Private Equity & Venture Capital 2013
November 2013 | PRIVATE EQUITY
Financier Worldwide canvasses the opinions of leading professionals around the world on the latest trends in private equity & venture capital.
“PE activity remains robust in the US. Through 31 October, PE firms have announced deals valued at $113bn, which is up nearly 30 percent on a value basis versus the same period last year. However, the number of deals has fallen by almost 20 percent, so what we’re seeing is a smaller number of larger deals. That’s being enabled by robust credit markets..”
KPMG in Canada
“The market has fluctuated significantly in the last 12 to 18 months, particularly in the last six months. The period began with little transaction activity; however, it has increased rapidly. We believe this activity has been driven by high quality assets available for sale, capital availability, and easily accessible debt markets. In Canada, we are starting to see transactions trading at high multiples with greater involvement from US private equity funds in these types of acquisitions.”
Carlos Alexandre Lobo
“We continue to see substantial deal making activity in Brazil involving both domestic and international PE firms from the US and Europe. The sectors that are drawing the most attention are the ones related to the growing middle class, such as health, education and financial services. We have also seen private equity investments in public companies, mainly as a result of the poor performance of the capital markets this year and also due to depreciated stock prices..”
“The UK has remained resilient during 2013 and continues to lead the European PE market despite challenging market conditions.

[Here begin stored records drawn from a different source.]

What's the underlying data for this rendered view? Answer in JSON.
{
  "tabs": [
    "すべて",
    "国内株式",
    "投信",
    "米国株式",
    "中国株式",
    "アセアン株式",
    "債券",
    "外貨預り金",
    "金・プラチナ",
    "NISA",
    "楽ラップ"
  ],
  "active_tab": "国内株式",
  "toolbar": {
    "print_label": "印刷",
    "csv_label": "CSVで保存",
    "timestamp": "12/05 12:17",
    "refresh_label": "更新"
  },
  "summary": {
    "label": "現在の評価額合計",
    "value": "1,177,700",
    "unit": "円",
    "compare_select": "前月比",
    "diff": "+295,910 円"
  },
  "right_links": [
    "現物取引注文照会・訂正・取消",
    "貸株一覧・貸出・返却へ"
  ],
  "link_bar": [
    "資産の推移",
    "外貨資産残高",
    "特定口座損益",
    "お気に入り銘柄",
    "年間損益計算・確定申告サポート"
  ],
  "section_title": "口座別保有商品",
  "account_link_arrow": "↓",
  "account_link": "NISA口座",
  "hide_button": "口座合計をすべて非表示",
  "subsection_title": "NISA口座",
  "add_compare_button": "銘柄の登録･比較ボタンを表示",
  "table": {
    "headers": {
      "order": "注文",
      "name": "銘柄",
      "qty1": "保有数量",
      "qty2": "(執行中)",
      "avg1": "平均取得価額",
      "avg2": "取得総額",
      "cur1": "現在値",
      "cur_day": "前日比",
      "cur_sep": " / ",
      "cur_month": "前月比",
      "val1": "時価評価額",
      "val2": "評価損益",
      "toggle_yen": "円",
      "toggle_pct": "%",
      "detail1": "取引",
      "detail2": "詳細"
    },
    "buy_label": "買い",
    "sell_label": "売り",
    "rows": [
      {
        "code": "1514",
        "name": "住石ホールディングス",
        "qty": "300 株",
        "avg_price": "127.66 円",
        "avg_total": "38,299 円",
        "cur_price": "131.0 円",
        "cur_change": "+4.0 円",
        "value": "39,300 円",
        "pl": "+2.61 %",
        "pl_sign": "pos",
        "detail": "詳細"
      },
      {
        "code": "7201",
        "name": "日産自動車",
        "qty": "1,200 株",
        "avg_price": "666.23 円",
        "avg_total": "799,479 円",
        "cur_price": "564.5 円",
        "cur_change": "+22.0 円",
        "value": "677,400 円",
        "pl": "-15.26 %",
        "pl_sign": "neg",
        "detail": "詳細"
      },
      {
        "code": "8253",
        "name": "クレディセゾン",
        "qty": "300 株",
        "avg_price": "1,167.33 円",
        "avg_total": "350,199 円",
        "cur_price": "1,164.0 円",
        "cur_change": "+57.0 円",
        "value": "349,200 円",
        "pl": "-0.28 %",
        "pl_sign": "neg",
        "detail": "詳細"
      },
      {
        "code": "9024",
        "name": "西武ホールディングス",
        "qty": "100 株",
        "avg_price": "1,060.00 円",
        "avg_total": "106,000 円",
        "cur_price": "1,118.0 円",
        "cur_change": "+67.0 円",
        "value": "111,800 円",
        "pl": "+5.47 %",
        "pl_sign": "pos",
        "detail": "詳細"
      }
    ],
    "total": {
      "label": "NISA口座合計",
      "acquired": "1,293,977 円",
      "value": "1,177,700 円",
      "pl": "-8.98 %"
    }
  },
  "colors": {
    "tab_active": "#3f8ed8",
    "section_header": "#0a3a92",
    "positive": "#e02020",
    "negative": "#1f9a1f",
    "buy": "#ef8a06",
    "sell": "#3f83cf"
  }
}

We have seen deal volumes improving during 2013 and, by the end of Q3 2013, there were 139 deals with a combined value of €12.4b. The relative safety that sterling offers in light of the eurozone volatility has made UK PE assets extremely attractive, in particular to North American investors.”
“On the structural side, one recent trend we have seen has been the extension of the life of limited partnerships due to realisations not having materialised as anticipated. This has occurred, pursuant to the terms of the limited partnership agreement, either with the investors’ consent or at the general partner’s sole discretion. Deal flow is not as fruitful as it used to be and we have seen decreased deal activity, especially on the secondary market.”
“As the pipeline of significant multi-billon euro deals materialises, Germany has been able to claim four of the top five largest buyouts completed by the end of Q3 2013. The appetite for deals in Germany has been strong throughout 2013 and the low levels of deal completions seen earlier in the year were not reflective of market activity. By the end of Q3 2013 we saw the combined value of buyouts in Germany – €11.3bn – exceed the total value of €8.3bn for 2012.”
“In 2012, Russian private equity witnessed what was probably the highest level of activity since the 2008 crisis, with a number of private equity deals completed in the $100m to $500m region. The Russian Direct Investment Fund closed its first year of operations and became a dominant player in the market with US$10bn in capital to deploy for infrastructure development projects, and a mandate to co-invest on every deal with foreign investment capital.”
“Although auctions are still seen, especially for the most valuable assets, proprietary deals are increasingly becoming the selected path for many players. Deal certainty, as opposed to price enhancement, is one of the most powerful drivers today. Transactions and deal negotiations continue to be protracted and usually extend far beyond six months before completion.”
“While activity levels remain below the long-term average for fundraising and transactions, they differ from region to region. Luxembourg, as a hub for investment structuring, has increasingly been focusing on Nordic countries, mainly due to their resilience to the crisis. The move towards emerging markets has also been consolidated – in addition to BRIC countries, we are seeing more investment in the Next Eleven, especially in natural resources and infrastructure investments.”
Amarchand & Mangaldas & Suresh A. Shroff & Co.
“The general trend has been a wait and watch approach by PE funds. There are investments taking place but not at the frenzied pace which was prevalent in 2007-2009. We have seen more small and mid-size investments, rather than big-ticket deals. There appears to be a high supply of capital chasing fewer attractive targets. The mood is largely one of caution also due to the regulatory uncertainty surrounding the Indian market and lack of efficient enforceability mechanisms for rights negotiated by PE investors with domestic promoters.”
“Over the last 12-18 months, PE activity has been slower and deals smaller. After the peak of 2006-2007, the market has quietened down as it waits to see out how those deals will work out. There is also the added impact of the global economic slowdown. Deals that we see have largely revolved around linking China with Taiwan. Taiwanese brands and products are very much favoured by Chinese consumers, and PE firms see Taiwan as a jumping board to the much larger Chinese market.”
KPMG South Africa
“Deal making in the South African private equity market over the past 12-18 months can be best described as flat. The main reason for this is that, given the current low growth market, the mature funds have extended their portfolio holding period mandates and the new private equity funds are yet to deploy. This is anticipated to change significantly over the next two years as the mature funds exit, and the significant capital raised in 2012 and 2013 requires deployment.”
Amarchand & Mangaldas & Suresh A. Shroff & Co.